The external flashbacks that frequently interrupt the narrative fill us in on what really happened on that fateful day many years ago, when the two brothers were ‘ticking off’ school: a young girl had been brutally murdered. And, despite Mikey taking all the blame for the crime at the time, it eventually emerges that it was, in fact, Paul ‘who-dun-it’. This revelation, when it comes, is by no means surprising: all the hints at Paul’s wickedness and estranging unreliability up until that point are too obvious and repetitive. We can now, as careful readers, finally congratulate ourselves on having ‘known it all along’.
What this disclosure does, however, is make us doubt and question absolutely everything we have been told before: what was real, and what was merely a figment of Paul’s deranged imagination? Remarkably, this early revelation by no means impedes the novel’s suspense, as we still want to find out the true reason for Paul’s unreliability: it is never quite certain whether Paul’s unreliable narration derives from a premeditated, sinister and devious motive; whether it serves as a coping mechanism; or whether it, in fact, represents the ravings of a remorseless madman. And, Shand masterfully keeps us guessing until the (slightly confusing and perhaps unnecessarily overladen) end.
Fallow owes much to its predecessors of Scottish literature. When it comes to animal cruelty and the genuinely disturbing psychosis of a deranged protagonist, parallels to Iain Banks’s The Wasp Factory could certainly be drawn. With regard to the matter-of-fact treatment of the various killings committed and the novel’s morose, laconic dialogue Magnus Mills’s ‘Scottish novel’ The Restraint of Beasts comes to mind. As regards unreliable narration, and doppelgänger or evil-sibling tropes, there are also some recognizable undertones and echoes of Robert Louis Stevenson’s Dr Jekyll and Mr Hyde, Kidnapped and The Master of Ballantrae as well as James Hogg’s Confessions of a Justified Sinner. Moreover, Paul’s conceit as well as his thrawn and fanatical determination to ‘show them all’ are somewhat reminiscent of Scotland’s two great literary bullies, John Gourlay from George Douglas Brown’s The House With the Green Shutters, and James Brodie from A. J. Cronin’s Hatter’s Castle. We even have a nod towards Renton’s famous sermon-at-the-bottom-of-the-mount.
In Fallow, Daniel Shand puts these influences to excellent use to present us with a truly harrowing tale that self-assuredly combines picaresque elements with a fascinating psychological study.
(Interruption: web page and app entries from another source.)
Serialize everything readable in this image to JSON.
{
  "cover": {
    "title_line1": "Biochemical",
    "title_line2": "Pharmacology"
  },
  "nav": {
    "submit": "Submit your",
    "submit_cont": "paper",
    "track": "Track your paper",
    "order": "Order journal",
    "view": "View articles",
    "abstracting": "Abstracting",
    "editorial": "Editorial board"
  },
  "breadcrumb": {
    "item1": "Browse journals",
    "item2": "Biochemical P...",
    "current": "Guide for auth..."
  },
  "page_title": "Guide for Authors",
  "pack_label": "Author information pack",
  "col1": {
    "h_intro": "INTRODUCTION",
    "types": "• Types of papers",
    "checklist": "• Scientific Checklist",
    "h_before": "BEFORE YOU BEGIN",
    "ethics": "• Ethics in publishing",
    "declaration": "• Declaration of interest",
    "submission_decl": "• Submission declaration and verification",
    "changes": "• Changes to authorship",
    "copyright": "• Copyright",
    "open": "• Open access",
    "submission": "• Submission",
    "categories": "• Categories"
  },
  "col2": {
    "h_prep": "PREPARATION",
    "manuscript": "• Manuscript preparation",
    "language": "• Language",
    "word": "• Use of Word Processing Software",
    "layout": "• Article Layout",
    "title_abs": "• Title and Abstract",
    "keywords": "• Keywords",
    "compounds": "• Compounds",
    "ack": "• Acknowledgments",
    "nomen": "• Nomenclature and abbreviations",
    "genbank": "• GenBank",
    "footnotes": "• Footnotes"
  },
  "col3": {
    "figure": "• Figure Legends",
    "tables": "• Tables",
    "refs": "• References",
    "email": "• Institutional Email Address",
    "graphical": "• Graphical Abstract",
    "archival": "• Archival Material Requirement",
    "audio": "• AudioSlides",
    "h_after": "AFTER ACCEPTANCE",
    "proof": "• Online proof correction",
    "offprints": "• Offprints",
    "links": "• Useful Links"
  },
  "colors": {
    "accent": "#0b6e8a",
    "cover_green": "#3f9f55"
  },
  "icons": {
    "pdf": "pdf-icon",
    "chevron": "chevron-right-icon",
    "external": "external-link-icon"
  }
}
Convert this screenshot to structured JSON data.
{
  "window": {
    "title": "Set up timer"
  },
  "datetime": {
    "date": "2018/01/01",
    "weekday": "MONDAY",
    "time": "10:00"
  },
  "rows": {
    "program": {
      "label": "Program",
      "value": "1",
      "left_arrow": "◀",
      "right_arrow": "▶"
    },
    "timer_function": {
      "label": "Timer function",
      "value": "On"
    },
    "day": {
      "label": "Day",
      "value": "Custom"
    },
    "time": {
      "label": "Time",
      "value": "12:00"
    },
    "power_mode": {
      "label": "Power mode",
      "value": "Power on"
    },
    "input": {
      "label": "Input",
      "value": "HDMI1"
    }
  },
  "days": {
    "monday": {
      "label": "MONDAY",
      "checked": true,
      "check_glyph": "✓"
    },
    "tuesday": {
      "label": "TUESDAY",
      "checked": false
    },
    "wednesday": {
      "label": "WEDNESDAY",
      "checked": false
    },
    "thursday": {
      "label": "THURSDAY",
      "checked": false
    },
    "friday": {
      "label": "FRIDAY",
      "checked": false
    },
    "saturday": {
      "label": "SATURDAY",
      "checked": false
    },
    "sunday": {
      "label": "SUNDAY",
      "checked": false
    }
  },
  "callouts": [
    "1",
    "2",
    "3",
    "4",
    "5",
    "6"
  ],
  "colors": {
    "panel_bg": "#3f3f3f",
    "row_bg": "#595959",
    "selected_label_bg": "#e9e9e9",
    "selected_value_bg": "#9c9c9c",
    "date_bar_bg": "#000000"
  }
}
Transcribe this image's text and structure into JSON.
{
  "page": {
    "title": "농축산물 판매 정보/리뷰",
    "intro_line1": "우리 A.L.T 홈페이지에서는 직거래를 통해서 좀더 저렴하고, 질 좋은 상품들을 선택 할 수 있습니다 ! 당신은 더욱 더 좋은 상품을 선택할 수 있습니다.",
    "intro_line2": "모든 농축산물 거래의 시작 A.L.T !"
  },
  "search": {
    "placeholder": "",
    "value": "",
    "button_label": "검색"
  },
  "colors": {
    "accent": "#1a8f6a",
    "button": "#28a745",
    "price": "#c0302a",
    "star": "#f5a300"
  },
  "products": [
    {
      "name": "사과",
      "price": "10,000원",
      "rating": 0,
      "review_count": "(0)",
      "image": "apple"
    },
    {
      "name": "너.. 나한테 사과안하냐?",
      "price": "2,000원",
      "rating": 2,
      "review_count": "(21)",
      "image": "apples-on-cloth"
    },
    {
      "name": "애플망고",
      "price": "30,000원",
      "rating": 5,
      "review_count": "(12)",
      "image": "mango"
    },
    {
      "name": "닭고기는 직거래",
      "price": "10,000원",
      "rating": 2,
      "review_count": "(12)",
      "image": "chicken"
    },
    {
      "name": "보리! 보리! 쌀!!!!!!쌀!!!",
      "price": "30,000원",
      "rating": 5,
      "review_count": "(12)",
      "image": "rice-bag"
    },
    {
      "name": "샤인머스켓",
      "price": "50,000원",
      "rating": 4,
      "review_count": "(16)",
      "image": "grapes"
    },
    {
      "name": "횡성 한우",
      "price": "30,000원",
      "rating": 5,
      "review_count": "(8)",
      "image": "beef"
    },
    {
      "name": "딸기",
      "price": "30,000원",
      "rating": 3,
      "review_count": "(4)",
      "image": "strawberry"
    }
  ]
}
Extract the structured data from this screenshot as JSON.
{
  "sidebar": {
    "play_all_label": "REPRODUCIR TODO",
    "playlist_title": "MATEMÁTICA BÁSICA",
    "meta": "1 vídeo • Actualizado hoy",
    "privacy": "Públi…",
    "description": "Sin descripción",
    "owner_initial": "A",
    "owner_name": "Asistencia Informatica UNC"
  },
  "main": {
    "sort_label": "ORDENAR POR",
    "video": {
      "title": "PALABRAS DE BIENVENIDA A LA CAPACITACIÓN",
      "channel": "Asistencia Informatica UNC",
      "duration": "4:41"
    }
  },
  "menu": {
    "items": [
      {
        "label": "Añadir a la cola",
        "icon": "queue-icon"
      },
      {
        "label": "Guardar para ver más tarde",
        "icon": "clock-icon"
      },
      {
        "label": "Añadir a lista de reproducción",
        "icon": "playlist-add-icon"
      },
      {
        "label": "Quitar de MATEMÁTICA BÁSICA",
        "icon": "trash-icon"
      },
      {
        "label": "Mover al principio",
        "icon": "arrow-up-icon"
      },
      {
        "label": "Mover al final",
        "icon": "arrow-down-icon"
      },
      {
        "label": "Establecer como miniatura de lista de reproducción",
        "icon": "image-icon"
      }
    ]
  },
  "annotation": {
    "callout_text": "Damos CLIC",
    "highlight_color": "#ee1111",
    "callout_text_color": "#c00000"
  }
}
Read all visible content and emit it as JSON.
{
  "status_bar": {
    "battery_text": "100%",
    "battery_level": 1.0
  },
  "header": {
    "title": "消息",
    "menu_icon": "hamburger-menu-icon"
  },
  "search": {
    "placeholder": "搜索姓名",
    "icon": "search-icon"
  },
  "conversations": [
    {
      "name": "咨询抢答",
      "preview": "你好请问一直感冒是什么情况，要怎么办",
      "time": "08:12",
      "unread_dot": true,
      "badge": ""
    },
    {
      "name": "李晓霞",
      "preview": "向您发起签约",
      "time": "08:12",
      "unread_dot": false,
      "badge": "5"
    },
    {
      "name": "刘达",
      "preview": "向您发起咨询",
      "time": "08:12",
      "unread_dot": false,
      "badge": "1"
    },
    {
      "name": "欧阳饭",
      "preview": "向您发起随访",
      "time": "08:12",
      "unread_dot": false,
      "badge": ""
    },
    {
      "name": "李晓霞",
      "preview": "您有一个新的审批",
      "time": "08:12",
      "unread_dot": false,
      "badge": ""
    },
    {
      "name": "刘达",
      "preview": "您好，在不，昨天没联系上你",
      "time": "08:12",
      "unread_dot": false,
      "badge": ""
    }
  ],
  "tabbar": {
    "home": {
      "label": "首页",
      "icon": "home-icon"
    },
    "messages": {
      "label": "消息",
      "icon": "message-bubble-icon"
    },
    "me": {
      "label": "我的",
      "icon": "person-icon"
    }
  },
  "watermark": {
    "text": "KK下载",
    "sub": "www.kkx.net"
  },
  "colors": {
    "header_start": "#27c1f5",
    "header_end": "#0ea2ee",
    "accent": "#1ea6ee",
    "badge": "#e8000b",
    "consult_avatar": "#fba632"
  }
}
Shand’s debut novel is at times darkly comic, at others disturbingly unnerving. The powerful characters, the creative use of language, and the strong settings are particularly effective. And, notwithstanding some minor shortcomings, Fallow remains an exhilarating and gripping read indeed, albeit not one for the faint-hearted.